The company reported earnings of eight cents a share, two cents more than last year. For the year, Ford made $1.04 a share, down from $1.73 a share in 2004. The stock is currently trading about 8% higher. The real number to watch at Ford is the pre-tax loss for North American operations. For the second quarter, Ford lost $907 million, and then another $1.2 billion in the third quarter. Today, Ford said that it only lost $143 million in the fourth quarter.
Excluding all the one-time charges, Ford made 26 cents a share for the quarter while Wall Street was expecting just a penny a share. The stock is currently trading about 8% higher. Bloomberg lays out some of the details Ford faces:
Ford had 122,877 employees in its North American auto operations at the end of 2004, including 35,000 salaried employees. Detroit-based GM, Ford's bigger U.S. rival, had 173,000 U.S. employees in North America at the end of September 2005, down from 181,000 at the end of 2004. GM had 106,000 hourly and 36,000 salaried U.S. employees at the end of September.
"If Toyota and Honda weren't in the market, Ford and GM would be in fine shape," said Sean Egan, managing director of Egan-Jones Ratings Co. in Haverford, Pennsylvania, said today before the restructuring announcement. "We don't see anything on the horizon that is going to substantially change the slide."
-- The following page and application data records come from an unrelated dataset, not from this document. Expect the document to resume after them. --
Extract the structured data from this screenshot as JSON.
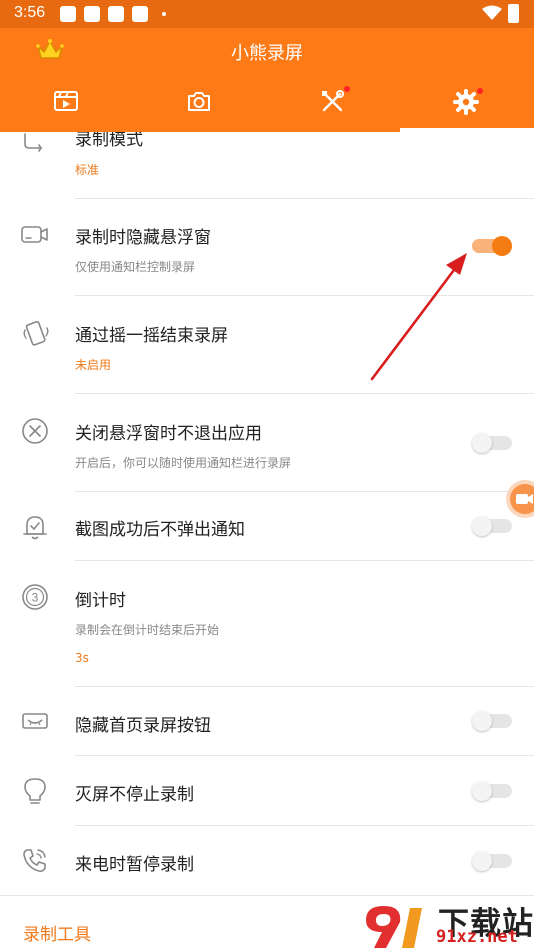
{
  "status_bar": {
    "time": "3:56"
  },
  "app": {
    "title": "小熊录屏"
  },
  "tabs": [
    {
      "name": "video-list",
      "icon": "clapperboard-icon"
    },
    {
      "name": "screenshot",
      "icon": "camera-icon"
    },
    {
      "name": "tools",
      "icon": "tools-icon",
      "badge": true
    },
    {
      "name": "settings",
      "icon": "gear-icon",
      "badge": true,
      "selected": true
    }
  ],
  "settings": [
    {
      "title": "录制模式",
      "value": "标准"
    },
    {
      "title": "录制时隐藏悬浮窗",
      "subtitle": "仅使用通知栏控制录屏",
      "toggle": true
    },
    {
      "title": "通过摇一摇结束录屏",
      "value": "未启用"
    },
    {
      "title": "关闭悬浮窗时不退出应用",
      "subtitle": "开启后，你可以随时使用通知栏进行录屏",
      "toggle": false
    },
    {
      "title": "截图成功后不弹出通知",
      "toggle": false
    },
    {
      "title": "倒计时",
      "subtitle": "录制会在倒计时结束后开始",
      "value": "3s"
    },
    {
      "title": "隐藏首页录屏按钮",
      "toggle": false
    },
    {
      "title": "灭屏不停止录制",
      "toggle": false
    },
    {
      "title": "来电时暂停录制",
      "toggle": false
    }
  ],
  "footer": {
    "label": "录制工具"
  },
  "watermark": {
    "brand": "下载站",
    "domain": "91xz.net"
  },
  "colors": {
    "accent": "#fd7a17",
    "status_bar": "#e86a10",
    "value_text": "#f07a1a",
    "annotation_arrow": "#d81e1e"
  }
}
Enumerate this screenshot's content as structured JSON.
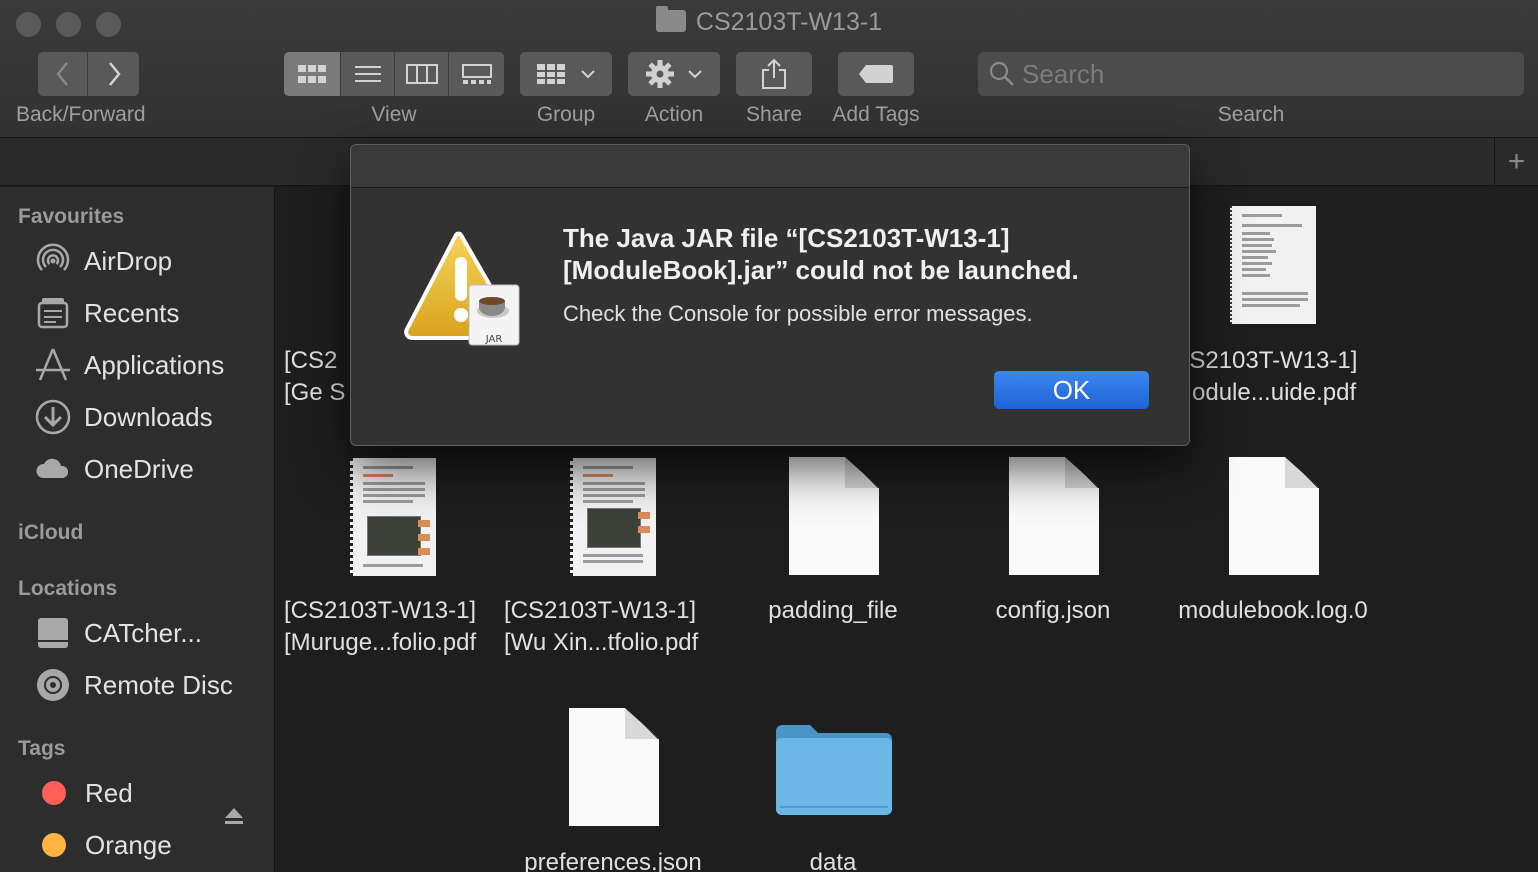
{
  "window": {
    "title": "CS2103T-W13-1"
  },
  "toolbar": {
    "back_forward_label": "Back/Forward",
    "view_label": "View",
    "group_label": "Group",
    "action_label": "Action",
    "share_label": "Share",
    "add_tags_label": "Add Tags",
    "search_label": "Search",
    "search_placeholder": "Search"
  },
  "sidebar": {
    "favourites_header": "Favourites",
    "favourites": [
      {
        "label": "AirDrop",
        "icon": "airdrop-icon"
      },
      {
        "label": "Recents",
        "icon": "recents-icon"
      },
      {
        "label": "Applications",
        "icon": "applications-icon"
      },
      {
        "label": "Downloads",
        "icon": "downloads-icon"
      },
      {
        "label": "OneDrive",
        "icon": "cloud-icon"
      }
    ],
    "icloud_header": "iCloud",
    "locations_header": "Locations",
    "locations": [
      {
        "label": "CATcher...",
        "icon": "disk-icon"
      },
      {
        "label": "Remote Disc",
        "icon": "disc-icon"
      }
    ],
    "tags_header": "Tags",
    "tags": [
      {
        "label": "Red",
        "color": "#ff5f57"
      },
      {
        "label": "Orange",
        "color": "#ffb340"
      }
    ]
  },
  "files": [
    {
      "name": "[CS2\n[Ge S",
      "kind": "pdf-partial"
    },
    {
      "name": "CS2103T-W13-1]\nModule...uide.pdf",
      "kind": "pdf"
    },
    {
      "name": "[CS2103T-W13-1]\n[Muruge...folio.pdf",
      "kind": "pdf"
    },
    {
      "name": "[CS2103T-W13-1]\n[Wu Xin...tfolio.pdf",
      "kind": "pdf"
    },
    {
      "name": "padding_file",
      "kind": "blank"
    },
    {
      "name": "config.json",
      "kind": "blank"
    },
    {
      "name": "modulebook.log.0",
      "kind": "blank"
    },
    {
      "name": "preferences.json",
      "kind": "blank"
    },
    {
      "name": "data",
      "kind": "folder"
    }
  ],
  "dialog": {
    "title": "The Java JAR file “[CS2103T-W13-1] [ModuleBook].jar” could not be launched.",
    "message": "Check the Console for possible error messages.",
    "ok_label": "OK",
    "icon": "warning-jar-icon",
    "badge_text": "JAR"
  },
  "colors": {
    "accent": "#2a6fe0",
    "folder": "#6cb7e6"
  }
}
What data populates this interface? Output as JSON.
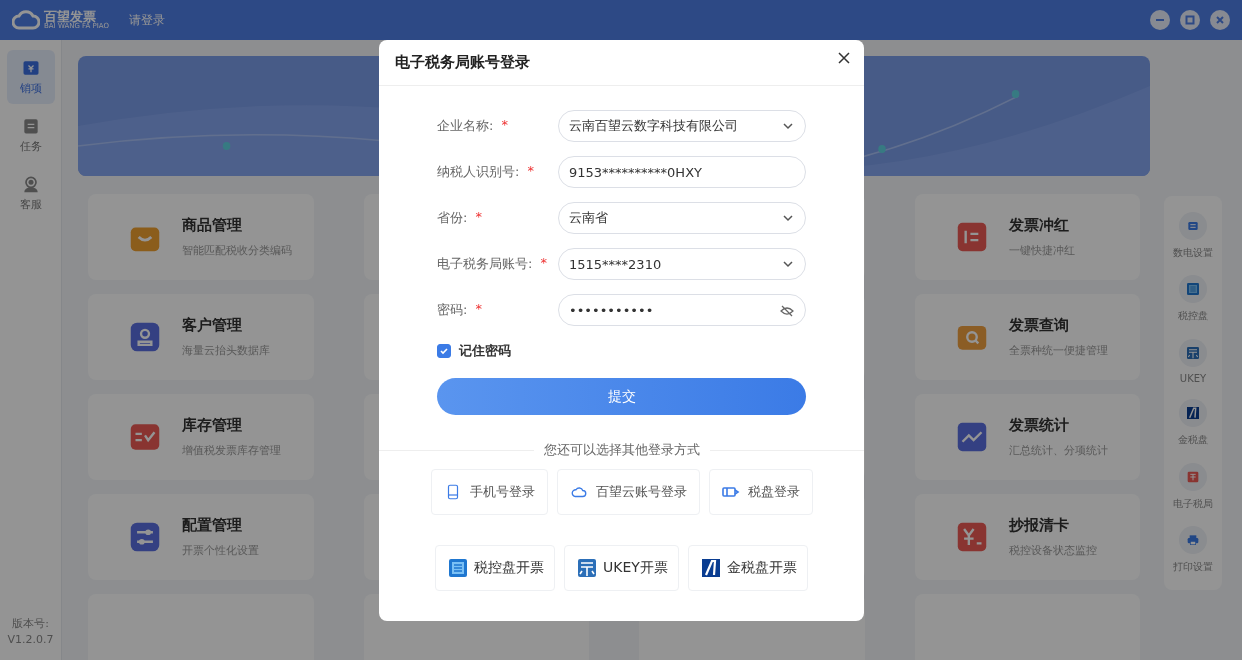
{
  "titlebar": {
    "app_name": "百望发票",
    "app_subtitle": "BAI WANG FA PIAO",
    "login": "请登录"
  },
  "sidebar": {
    "items": [
      {
        "label": "销项",
        "selected": true,
        "kind": "ticket"
      },
      {
        "label": "任务",
        "selected": false,
        "kind": "clipboard"
      },
      {
        "label": "客服",
        "selected": false,
        "kind": "agent"
      }
    ],
    "version_label": "版本号:",
    "version": "V1.2.0.7"
  },
  "cards_left": [
    {
      "title": "商品管理",
      "subtitle": "智能匹配税收分类编码",
      "kind": "bag"
    },
    {
      "title": "客户管理",
      "subtitle": "海量云抬头数据库",
      "kind": "person"
    },
    {
      "title": "库存管理",
      "subtitle": "增值税发票库存管理",
      "kind": "stock"
    },
    {
      "title": "配置管理",
      "subtitle": "开票个性化设置",
      "kind": "sliders"
    }
  ],
  "cards_right": [
    {
      "title": "发票冲红",
      "subtitle": "一键快捷冲红",
      "kind": "list"
    },
    {
      "title": "发票查询",
      "subtitle": "全票种统一便捷管理",
      "kind": "search"
    },
    {
      "title": "发票统计",
      "subtitle": "汇总统计、分项统计",
      "kind": "chart"
    },
    {
      "title": "抄报清卡",
      "subtitle": "税控设备状态监控",
      "kind": "yen"
    }
  ],
  "right_toolbar": [
    {
      "label": "数电设置",
      "kind": "digital"
    },
    {
      "label": "税控盘",
      "kind": "disk"
    },
    {
      "label": "UKEY",
      "kind": "ukey"
    },
    {
      "label": "金税盘",
      "kind": "golden"
    },
    {
      "label": "电子税局",
      "kind": "tax"
    },
    {
      "label": "打印设置",
      "kind": "printer"
    }
  ],
  "dialog": {
    "title": "电子税务局账号登录",
    "fields": [
      {
        "label": "企业名称:",
        "required_mark": "*",
        "value": "云南百望云数字科技有限公司",
        "kind": "select"
      },
      {
        "label": "纳税人识别号:",
        "required_mark": "*",
        "value": "9153**********0HXY",
        "kind": "text"
      },
      {
        "label": "省份:",
        "required_mark": "*",
        "value": "云南省",
        "kind": "select"
      },
      {
        "label": "电子税务局账号:",
        "required_mark": "*",
        "value": "1515****2310",
        "kind": "select"
      },
      {
        "label": "密码:",
        "required_mark": "*",
        "value": "•••••••••••",
        "kind": "password"
      }
    ],
    "remember": {
      "label": "记住密码",
      "checked": true
    },
    "submit": "提交",
    "alt_title": "您还可以选择其他登录方式",
    "alt_methods": [
      {
        "label": "手机号登录",
        "kind": "phone"
      },
      {
        "label": "百望云账号登录",
        "kind": "cloud"
      },
      {
        "label": "税盘登录",
        "kind": "disk"
      }
    ],
    "invoice_methods": [
      {
        "label": "税控盘开票",
        "kind": "disk"
      },
      {
        "label": "UKEY开票",
        "kind": "ukey"
      },
      {
        "label": "金税盘开票",
        "kind": "golden"
      }
    ]
  }
}
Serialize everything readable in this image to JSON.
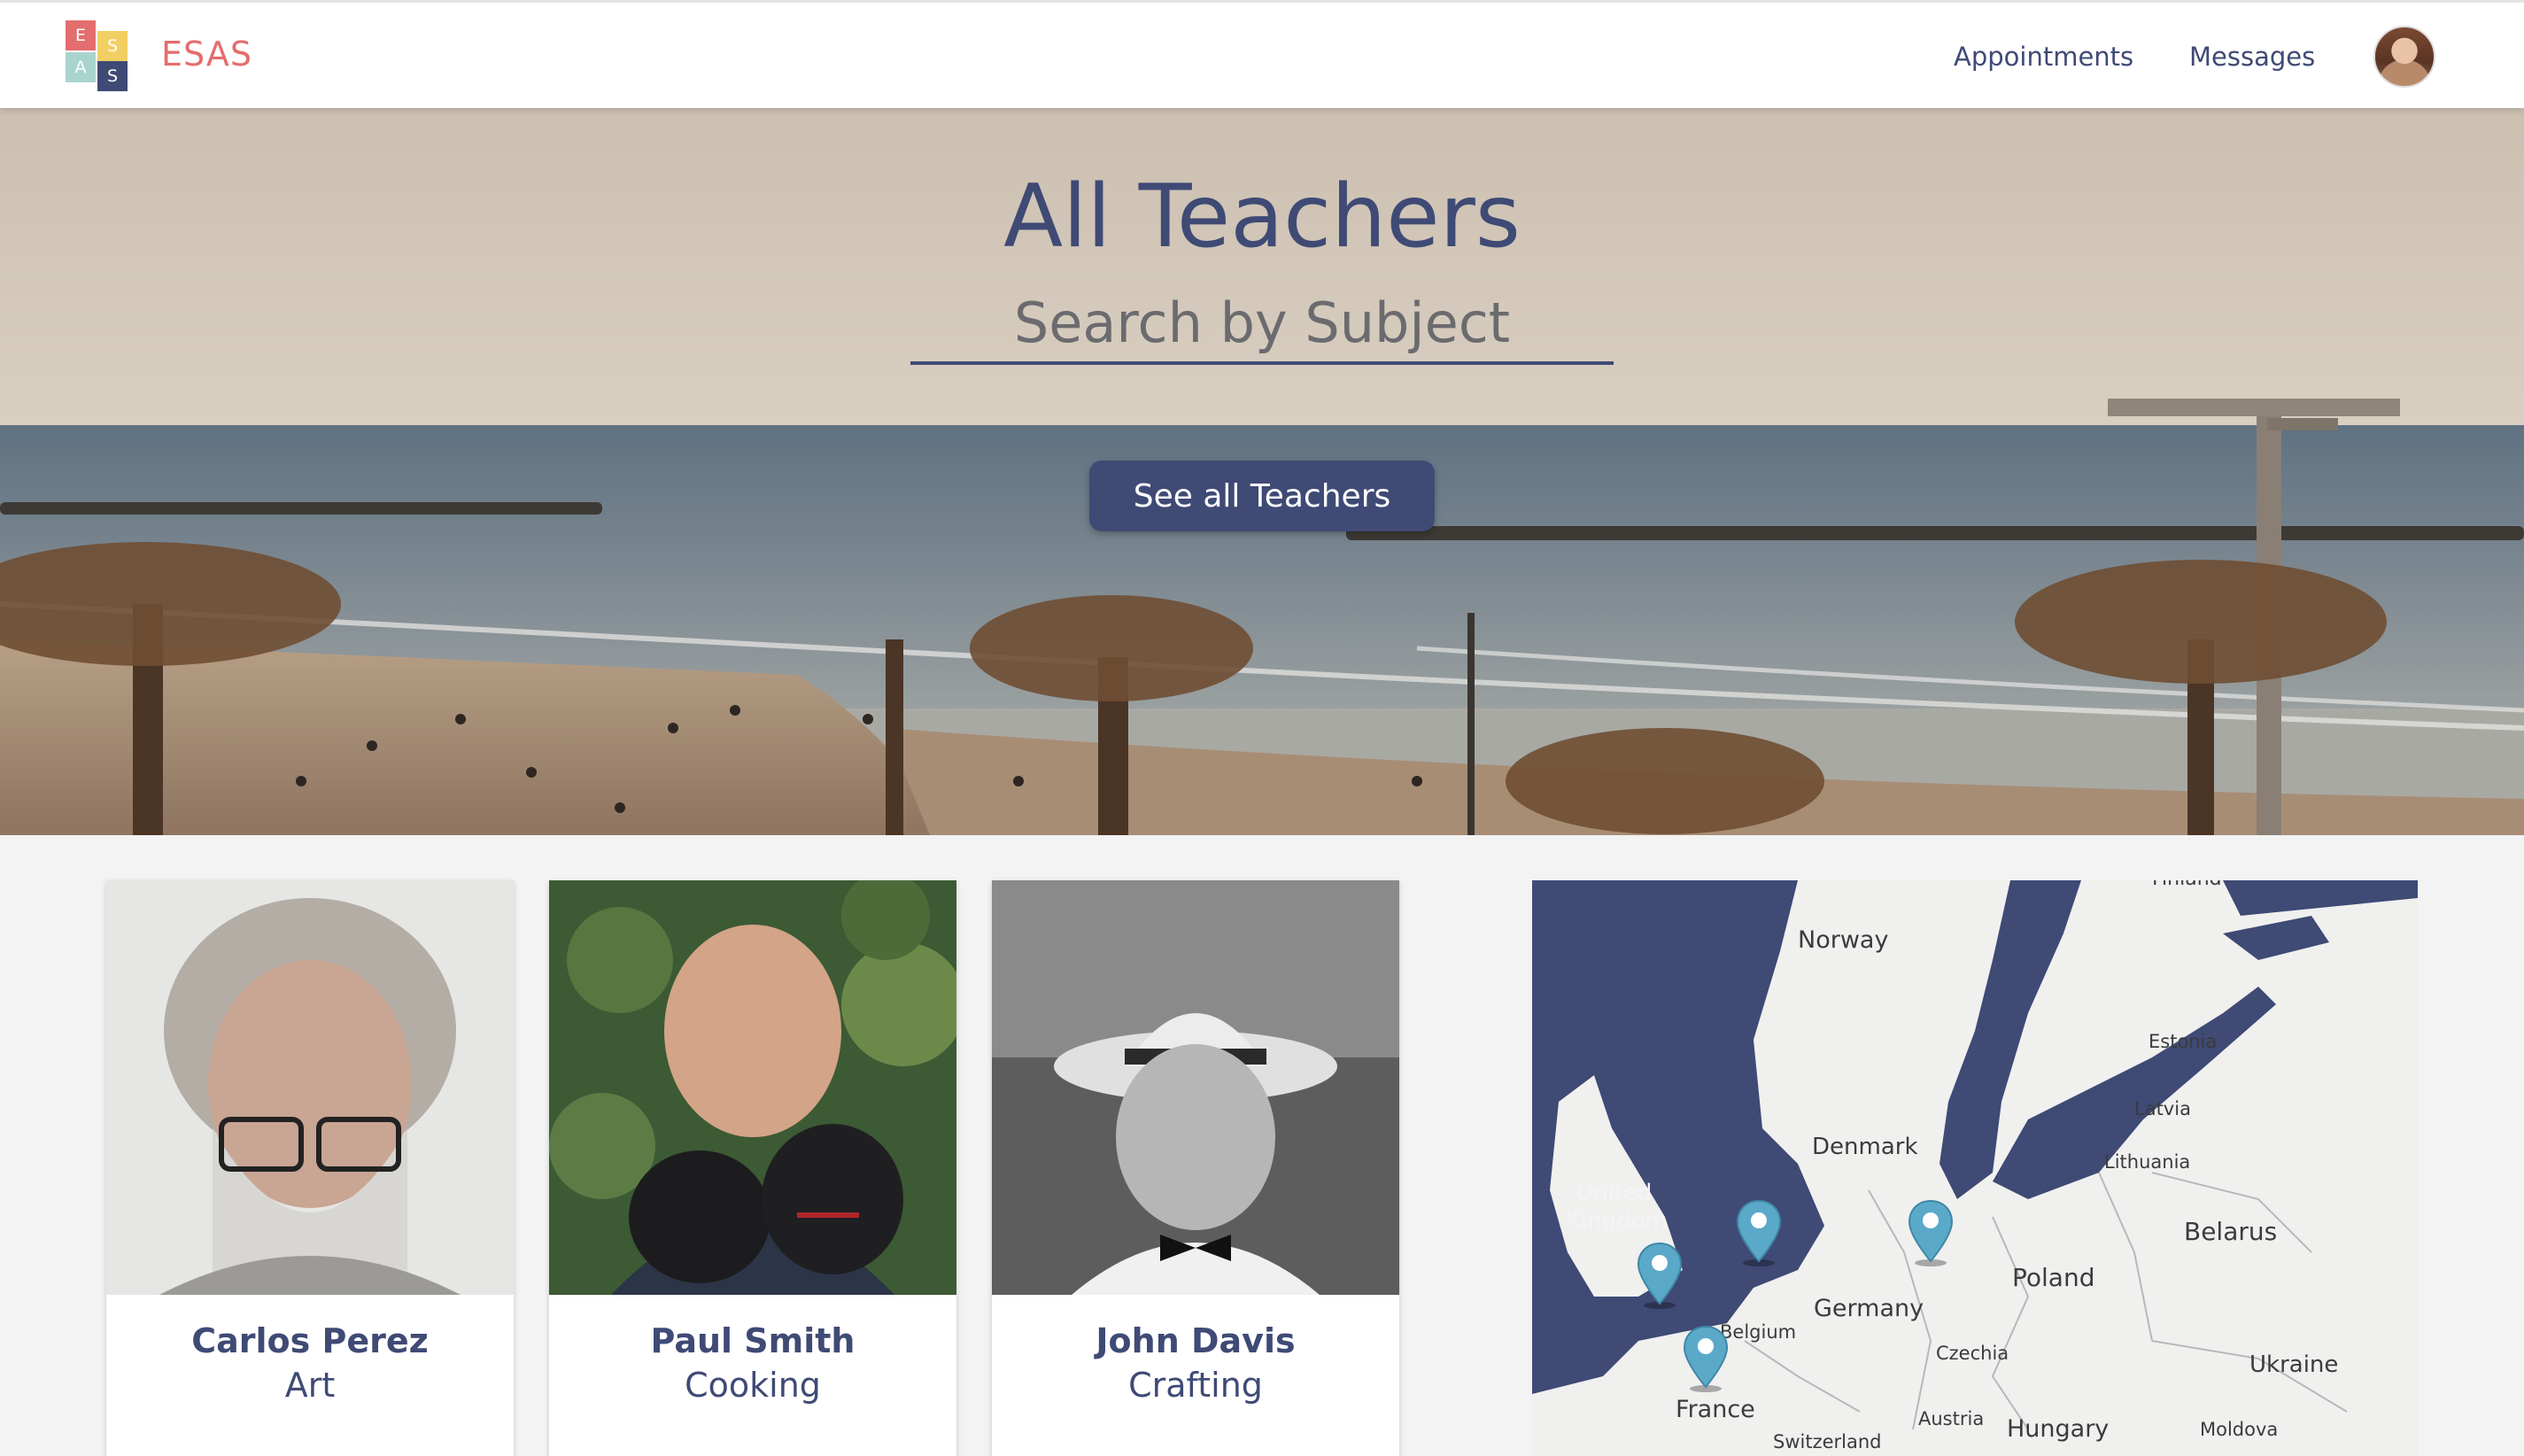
{
  "header": {
    "logo_letters": [
      "E",
      "S",
      "A",
      "S"
    ],
    "brand": "ESAS",
    "nav": {
      "appointments": "Appointments",
      "messages": "Messages"
    },
    "colors": {
      "brand": "#e46d6d",
      "primary": "#3f4a75"
    }
  },
  "hero": {
    "title": "All Teachers",
    "search": {
      "placeholder": "Search by Subject",
      "value": ""
    },
    "button_label": "See all Teachers"
  },
  "teachers": [
    {
      "name": "Carlos Perez",
      "subject": "Art"
    },
    {
      "name": "Paul Smith",
      "subject": "Cooking"
    },
    {
      "name": "John Davis",
      "subject": "Crafting"
    }
  ],
  "map": {
    "labels": {
      "finland": "Finland",
      "norway": "Norway",
      "estonia": "Estonia",
      "latvia": "Latvia",
      "lithuania": "Lithuania",
      "denmark": "Denmark",
      "uk_line1": "United",
      "uk_line2": "Kingdom",
      "belarus": "Belarus",
      "poland": "Poland",
      "germany": "Germany",
      "belgium": "Belgium",
      "czechia": "Czechia",
      "ukraine": "Ukraine",
      "france": "France",
      "austria": "Austria",
      "hungary": "Hungary",
      "moldova": "Moldova",
      "switzerland": "Switzerland"
    },
    "pins": 4,
    "pin_color": "#5aa9c9",
    "sea_color": "#3f4a75"
  }
}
The plan is Bill Ford's second restructuring since becoming CEO in 2001. Toyota passed Ford, which sold 6.8 million cars and trucks worldwide last year, as the world's No. 2 automaker in 2003. Toyota has said it expects to report 2005 sales of 8.09 million cars and trucks. Wagoner said earlier this month GM sold 9.17 million cars and trucks worldwide last year.
Ford in 2005 had the capacity to build 4 million vehicles annually in North America at 16 assembly plants. Last year, the company sold 2.95 million of its North American-built Ford, Lincoln and Mercury models in the U.S.
Ford's U.S. sales overall fell 5 percent in 2005 compared with an industrywide gain of 0.5 percent. The company was hurt by a decline in sales of profitable sport-utility vehicles. The Explorer mid-size SUV hit a 15-year sales low in November and fell 29 percent for 2005.
The company's North American car and truck plants operated at 79 percent of capacity in 2005, according to Harbour Consulting of Troy, Michigan. That was the lowest of six automakers surveyed by the consulting company. Toyota was No. 1, with its North American plants operating at 111 percent of capacity.